“So, I ordered myself a Jeep.”
“Awesome! What did you end up getting?”
“Loaded Sahara Unlimited, Gecko Green, tan leather, six-speed manual, just like you suggested.”
“Well, that is what I suggested alright… but…”
“I didn’t think you were actually going to do it.”
Back in the day, the Jeep Wrangler was only for serious off-roaders. Posers might visit, but assaulted by the SUV’s sluggish acceleration, clumsy handling, rough noisy ride, and spartan hose-out interior they weren’t likely to stay long (or return after leaving). But Chrysler has worked steadily to eliminate these downsides and render the Wrangler fit for everyday use. Back in 2007 the Wrangler grew in size and became available in extended wheelbase four-door Unlimited form. Last year its interior was substantially upgraded. And this year the unloved 202-horsepower 3.8-liter “minivan” V6 has been replaced by a 285-horsepower DOHC 3.6-liter “Pentastar” V6. Meanwhile the chassis has been tweaked repeatedly to improve on-road ride and handling.
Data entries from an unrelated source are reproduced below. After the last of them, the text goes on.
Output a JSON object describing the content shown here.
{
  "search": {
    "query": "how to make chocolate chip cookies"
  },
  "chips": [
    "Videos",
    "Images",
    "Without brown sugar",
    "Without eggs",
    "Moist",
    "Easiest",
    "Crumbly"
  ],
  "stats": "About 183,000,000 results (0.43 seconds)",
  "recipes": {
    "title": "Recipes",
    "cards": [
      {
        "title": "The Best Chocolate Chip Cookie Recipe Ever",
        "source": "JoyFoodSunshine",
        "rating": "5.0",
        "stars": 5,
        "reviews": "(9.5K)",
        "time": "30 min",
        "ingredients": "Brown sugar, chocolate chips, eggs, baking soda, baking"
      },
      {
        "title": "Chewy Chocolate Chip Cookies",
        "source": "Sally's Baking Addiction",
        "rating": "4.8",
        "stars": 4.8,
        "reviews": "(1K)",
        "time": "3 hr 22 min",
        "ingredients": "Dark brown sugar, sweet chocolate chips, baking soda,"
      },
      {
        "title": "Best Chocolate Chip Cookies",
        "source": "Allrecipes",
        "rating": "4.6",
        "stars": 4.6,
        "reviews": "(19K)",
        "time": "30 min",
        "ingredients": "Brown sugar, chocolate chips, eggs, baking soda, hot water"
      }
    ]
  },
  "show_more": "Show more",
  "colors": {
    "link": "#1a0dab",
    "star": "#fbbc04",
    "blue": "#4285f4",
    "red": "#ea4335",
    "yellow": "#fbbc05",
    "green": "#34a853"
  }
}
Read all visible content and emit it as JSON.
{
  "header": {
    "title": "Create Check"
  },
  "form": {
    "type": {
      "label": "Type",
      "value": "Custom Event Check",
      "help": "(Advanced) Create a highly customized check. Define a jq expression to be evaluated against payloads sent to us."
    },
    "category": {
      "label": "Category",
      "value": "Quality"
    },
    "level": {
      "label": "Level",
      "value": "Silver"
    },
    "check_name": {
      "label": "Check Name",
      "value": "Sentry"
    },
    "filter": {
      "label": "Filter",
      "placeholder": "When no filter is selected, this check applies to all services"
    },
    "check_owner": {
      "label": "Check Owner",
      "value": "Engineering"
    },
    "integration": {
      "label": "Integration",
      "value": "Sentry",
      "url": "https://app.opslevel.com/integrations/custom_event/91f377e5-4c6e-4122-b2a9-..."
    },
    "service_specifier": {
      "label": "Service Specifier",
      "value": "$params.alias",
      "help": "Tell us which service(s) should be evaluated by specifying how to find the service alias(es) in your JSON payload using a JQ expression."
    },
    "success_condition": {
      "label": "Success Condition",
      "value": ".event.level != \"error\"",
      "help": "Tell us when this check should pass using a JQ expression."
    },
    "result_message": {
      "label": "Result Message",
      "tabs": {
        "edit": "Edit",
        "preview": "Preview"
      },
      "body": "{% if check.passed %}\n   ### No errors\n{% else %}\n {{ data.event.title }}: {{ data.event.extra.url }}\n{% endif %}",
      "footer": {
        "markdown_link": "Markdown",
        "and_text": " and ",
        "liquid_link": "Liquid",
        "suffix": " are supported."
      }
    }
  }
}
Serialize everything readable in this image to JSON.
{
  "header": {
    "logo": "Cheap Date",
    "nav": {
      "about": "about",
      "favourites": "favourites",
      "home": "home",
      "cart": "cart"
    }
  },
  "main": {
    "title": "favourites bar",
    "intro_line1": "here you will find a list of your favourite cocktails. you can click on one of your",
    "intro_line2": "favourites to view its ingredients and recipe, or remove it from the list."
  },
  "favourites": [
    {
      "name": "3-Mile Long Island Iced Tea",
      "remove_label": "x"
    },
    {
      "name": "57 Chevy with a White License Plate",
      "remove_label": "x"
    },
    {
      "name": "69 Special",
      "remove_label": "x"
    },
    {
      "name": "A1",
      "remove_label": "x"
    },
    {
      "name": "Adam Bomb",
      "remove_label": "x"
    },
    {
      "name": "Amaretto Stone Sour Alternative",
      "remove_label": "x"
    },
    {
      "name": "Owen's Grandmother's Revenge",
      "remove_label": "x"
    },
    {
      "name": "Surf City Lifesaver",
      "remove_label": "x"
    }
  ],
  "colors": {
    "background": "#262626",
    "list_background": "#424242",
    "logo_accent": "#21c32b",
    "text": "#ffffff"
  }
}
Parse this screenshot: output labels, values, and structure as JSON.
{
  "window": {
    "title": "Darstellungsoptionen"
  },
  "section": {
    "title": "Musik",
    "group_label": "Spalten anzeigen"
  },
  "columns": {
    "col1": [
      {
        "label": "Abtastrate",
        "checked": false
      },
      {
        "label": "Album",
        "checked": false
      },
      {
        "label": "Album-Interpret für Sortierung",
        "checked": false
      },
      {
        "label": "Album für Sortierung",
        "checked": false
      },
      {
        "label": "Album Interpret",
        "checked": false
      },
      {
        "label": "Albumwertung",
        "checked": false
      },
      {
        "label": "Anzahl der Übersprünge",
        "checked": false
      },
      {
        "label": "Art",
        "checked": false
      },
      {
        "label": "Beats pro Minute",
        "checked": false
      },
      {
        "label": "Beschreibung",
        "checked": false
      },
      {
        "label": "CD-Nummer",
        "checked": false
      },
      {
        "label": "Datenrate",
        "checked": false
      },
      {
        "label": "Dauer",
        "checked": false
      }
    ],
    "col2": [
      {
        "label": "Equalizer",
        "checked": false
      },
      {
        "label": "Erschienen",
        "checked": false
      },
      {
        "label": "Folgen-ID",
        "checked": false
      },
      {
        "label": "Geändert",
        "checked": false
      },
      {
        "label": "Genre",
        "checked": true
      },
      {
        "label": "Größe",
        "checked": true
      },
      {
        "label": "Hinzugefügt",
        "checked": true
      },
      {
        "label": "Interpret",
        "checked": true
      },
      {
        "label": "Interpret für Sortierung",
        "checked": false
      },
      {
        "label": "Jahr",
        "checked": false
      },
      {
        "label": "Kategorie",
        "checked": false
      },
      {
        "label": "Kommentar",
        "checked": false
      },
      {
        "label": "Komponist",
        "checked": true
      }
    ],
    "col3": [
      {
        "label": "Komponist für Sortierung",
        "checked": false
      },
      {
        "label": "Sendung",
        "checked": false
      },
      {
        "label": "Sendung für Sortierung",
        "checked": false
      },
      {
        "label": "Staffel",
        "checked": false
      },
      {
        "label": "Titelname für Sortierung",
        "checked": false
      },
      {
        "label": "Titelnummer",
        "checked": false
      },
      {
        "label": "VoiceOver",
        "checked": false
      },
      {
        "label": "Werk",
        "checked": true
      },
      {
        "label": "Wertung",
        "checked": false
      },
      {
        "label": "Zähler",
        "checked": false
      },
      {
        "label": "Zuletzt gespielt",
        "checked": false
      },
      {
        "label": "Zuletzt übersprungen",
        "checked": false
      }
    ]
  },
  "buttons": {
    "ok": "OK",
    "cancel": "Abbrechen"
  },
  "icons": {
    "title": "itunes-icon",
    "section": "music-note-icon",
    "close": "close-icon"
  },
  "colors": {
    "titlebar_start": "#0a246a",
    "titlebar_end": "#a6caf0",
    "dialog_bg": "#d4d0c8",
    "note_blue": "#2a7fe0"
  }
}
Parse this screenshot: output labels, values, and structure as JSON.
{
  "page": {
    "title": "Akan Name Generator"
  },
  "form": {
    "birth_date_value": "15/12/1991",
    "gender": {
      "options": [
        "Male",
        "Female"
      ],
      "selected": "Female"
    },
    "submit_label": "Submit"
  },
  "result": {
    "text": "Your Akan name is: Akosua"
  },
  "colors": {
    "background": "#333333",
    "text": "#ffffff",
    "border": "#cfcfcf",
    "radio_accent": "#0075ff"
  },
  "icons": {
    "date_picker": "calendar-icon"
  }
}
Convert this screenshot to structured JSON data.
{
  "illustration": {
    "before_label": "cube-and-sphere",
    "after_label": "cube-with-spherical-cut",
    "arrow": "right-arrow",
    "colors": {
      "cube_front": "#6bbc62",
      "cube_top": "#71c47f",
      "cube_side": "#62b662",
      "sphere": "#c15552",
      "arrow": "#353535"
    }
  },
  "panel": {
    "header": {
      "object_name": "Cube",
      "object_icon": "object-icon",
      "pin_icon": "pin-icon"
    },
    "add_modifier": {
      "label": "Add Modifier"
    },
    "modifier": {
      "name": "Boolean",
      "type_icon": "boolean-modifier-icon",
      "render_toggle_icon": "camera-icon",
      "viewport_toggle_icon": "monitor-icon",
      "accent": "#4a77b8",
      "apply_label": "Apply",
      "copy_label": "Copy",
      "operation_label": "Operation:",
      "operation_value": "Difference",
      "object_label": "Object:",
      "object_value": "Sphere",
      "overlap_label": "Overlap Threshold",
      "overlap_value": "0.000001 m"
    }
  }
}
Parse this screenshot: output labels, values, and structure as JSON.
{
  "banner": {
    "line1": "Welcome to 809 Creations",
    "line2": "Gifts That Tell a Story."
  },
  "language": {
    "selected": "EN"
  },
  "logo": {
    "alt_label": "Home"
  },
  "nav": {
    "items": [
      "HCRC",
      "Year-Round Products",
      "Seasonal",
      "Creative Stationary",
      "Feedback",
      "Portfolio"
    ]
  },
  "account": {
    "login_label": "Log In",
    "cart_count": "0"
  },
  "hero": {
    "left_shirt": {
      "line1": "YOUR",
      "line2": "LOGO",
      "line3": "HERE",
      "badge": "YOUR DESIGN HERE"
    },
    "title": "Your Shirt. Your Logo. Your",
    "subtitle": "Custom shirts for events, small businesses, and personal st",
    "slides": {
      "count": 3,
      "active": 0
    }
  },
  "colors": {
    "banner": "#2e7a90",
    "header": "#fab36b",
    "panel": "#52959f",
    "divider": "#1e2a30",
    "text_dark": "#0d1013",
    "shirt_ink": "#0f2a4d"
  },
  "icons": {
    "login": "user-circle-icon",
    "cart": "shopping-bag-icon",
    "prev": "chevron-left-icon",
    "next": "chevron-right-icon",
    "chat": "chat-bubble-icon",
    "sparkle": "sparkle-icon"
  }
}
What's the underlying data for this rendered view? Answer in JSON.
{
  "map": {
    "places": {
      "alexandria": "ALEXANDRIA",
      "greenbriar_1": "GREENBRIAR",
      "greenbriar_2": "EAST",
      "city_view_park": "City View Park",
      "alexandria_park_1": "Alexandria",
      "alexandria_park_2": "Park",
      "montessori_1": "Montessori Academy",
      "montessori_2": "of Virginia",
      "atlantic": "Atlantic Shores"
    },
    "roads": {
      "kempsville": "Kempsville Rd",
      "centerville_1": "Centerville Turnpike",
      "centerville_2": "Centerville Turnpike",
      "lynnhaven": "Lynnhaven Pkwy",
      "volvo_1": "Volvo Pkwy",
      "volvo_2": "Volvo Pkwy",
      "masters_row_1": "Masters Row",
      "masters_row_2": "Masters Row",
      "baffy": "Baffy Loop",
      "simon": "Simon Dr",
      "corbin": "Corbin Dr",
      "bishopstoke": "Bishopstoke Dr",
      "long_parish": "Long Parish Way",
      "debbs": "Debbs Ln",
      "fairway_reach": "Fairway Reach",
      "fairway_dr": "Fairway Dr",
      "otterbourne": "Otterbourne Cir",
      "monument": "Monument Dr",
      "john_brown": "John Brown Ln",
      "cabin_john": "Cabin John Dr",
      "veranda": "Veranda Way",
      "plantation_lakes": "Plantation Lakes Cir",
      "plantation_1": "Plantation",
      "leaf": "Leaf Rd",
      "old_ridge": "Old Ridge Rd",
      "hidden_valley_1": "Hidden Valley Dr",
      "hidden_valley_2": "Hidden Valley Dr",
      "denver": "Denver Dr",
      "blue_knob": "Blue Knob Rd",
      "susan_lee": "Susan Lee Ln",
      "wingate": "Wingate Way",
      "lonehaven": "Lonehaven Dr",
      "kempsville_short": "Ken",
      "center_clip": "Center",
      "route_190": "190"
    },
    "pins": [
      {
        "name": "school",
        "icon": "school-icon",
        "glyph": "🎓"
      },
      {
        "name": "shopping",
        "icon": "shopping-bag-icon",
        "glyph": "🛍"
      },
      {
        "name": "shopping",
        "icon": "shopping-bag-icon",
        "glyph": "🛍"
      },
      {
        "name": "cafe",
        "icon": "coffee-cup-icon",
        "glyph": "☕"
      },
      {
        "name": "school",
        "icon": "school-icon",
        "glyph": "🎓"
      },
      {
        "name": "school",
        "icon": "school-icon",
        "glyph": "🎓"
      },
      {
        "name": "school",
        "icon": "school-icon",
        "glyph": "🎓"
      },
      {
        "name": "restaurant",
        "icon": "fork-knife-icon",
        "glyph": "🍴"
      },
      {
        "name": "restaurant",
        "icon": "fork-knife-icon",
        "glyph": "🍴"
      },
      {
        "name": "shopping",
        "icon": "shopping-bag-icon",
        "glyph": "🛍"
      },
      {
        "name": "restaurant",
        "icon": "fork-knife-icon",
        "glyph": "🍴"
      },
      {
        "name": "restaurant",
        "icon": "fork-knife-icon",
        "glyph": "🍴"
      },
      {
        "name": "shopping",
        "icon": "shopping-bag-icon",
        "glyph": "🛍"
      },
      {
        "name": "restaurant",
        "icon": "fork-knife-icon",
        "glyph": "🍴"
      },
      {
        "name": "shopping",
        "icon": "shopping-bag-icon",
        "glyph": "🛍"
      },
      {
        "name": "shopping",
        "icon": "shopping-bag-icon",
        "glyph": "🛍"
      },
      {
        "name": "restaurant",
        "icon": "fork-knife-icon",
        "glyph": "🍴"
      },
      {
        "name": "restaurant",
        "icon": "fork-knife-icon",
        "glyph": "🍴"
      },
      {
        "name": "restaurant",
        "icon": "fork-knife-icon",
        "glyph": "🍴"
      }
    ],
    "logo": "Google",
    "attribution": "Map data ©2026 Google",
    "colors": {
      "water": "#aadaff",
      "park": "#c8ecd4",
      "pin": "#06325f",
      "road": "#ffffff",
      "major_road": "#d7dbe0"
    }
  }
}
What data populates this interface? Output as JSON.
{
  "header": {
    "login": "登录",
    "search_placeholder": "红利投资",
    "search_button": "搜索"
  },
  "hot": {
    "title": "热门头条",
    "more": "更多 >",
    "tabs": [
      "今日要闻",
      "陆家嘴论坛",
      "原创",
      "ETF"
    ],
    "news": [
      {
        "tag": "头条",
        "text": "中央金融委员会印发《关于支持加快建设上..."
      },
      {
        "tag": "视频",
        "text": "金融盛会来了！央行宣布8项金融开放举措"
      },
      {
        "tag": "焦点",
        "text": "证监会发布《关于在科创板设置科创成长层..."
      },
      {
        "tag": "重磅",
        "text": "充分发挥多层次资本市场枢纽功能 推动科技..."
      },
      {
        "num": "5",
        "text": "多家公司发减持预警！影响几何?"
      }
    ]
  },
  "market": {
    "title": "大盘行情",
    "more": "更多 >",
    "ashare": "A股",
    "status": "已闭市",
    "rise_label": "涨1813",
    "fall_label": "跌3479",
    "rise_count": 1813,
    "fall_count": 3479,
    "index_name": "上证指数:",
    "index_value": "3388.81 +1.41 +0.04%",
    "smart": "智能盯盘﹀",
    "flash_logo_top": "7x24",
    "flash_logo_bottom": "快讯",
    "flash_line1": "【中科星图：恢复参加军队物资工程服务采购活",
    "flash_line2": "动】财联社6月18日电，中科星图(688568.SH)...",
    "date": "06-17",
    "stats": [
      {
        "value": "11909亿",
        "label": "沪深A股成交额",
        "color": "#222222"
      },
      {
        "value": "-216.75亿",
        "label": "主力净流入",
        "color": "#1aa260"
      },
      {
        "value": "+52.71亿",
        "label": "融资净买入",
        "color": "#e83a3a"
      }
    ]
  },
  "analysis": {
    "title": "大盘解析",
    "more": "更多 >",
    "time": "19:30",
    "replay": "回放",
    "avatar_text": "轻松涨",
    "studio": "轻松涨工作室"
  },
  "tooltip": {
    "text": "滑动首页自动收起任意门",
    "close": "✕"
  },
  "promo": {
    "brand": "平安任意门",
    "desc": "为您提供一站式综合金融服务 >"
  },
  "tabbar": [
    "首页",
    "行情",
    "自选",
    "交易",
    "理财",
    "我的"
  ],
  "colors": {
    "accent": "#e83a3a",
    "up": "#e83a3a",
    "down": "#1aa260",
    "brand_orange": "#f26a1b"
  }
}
So, with all of these improvements, is the 2012 Wrangler Unlimited as suitable as any other SUV for running the kids to school and then dropping by CostCo?
Jeep has released the first pictures of its next refreshed product, the 2011 Jeep Wrangler, but the changes don’t exactly jump out. That’s because, besides a new body-color hardtop and five new exterior colors, the changes have all taken place on the inside. You know, where they’re most needed. Have they done the job? Hit the jump for the first peek…
Having re-birthed themselves at the taxpayers’ expense, one of Chrysler’s top priorities is restoring the brand equity that has bled out since the Daimler takeover. First up was the move to spin “Ram” off as its own brand, and now it seems that no-one is safe from “re-birth,” as UPI.com reports that Chrysler are rethinking their strongest brand, Jeep. Unfortunately, one man’s brand rebirth is another man’s brand betrayal. Chrysler want to replace all of Jeep’s products, except for the Wrangler and Grand Cherokee, and the idea is to utilise Fiat’s experience of fuel efficient engines as the basis for it. That means Jeep is likely to become smaller, more fuel-efficient and less off-road capable [rumors of a Fiat Panda 4x4-based Jeep (rendered above) date back to the earliest days of the Fiat-Chrysler alliance]. If you had to boil the proposed shift into a single word, UPI figures it would be “soft.” And the markets have reacted to this news in pretty much the same way you’ve probably just reacted: they think the idea is bad. Very bad.
In the past, Jeep’s done it up big for the NAIAS, unveiling wild concepts, driving new production models through plate glass, and the like. This year though, things are a bit tight. Instead of throwing a booze-soaked bash around some miles-from-production concept, Sergio Marchionne is going to lay out some saltines and Tang and let visitors paste some cheap decals he picked up in China on a Wrangler. All this in celebration of Jeep’s first new products in ages: the Unlimited Mountain and Islander edition Wranglers. Featuring the cheapest, most gimmicky-looking graphic decals and upholstery ever foisted upon the buying public (random latitude/longitude readings? really?), these “special” editions need to keep Jeep gasping along until ChryCo can get the suppliers lined up for the new Grand Cherokee. Meanwhile, stand by for more special editions from Chrysler, hinted at in the firm’s five year plan. This is going to get even uglier before the actual Fiat products show up later this year.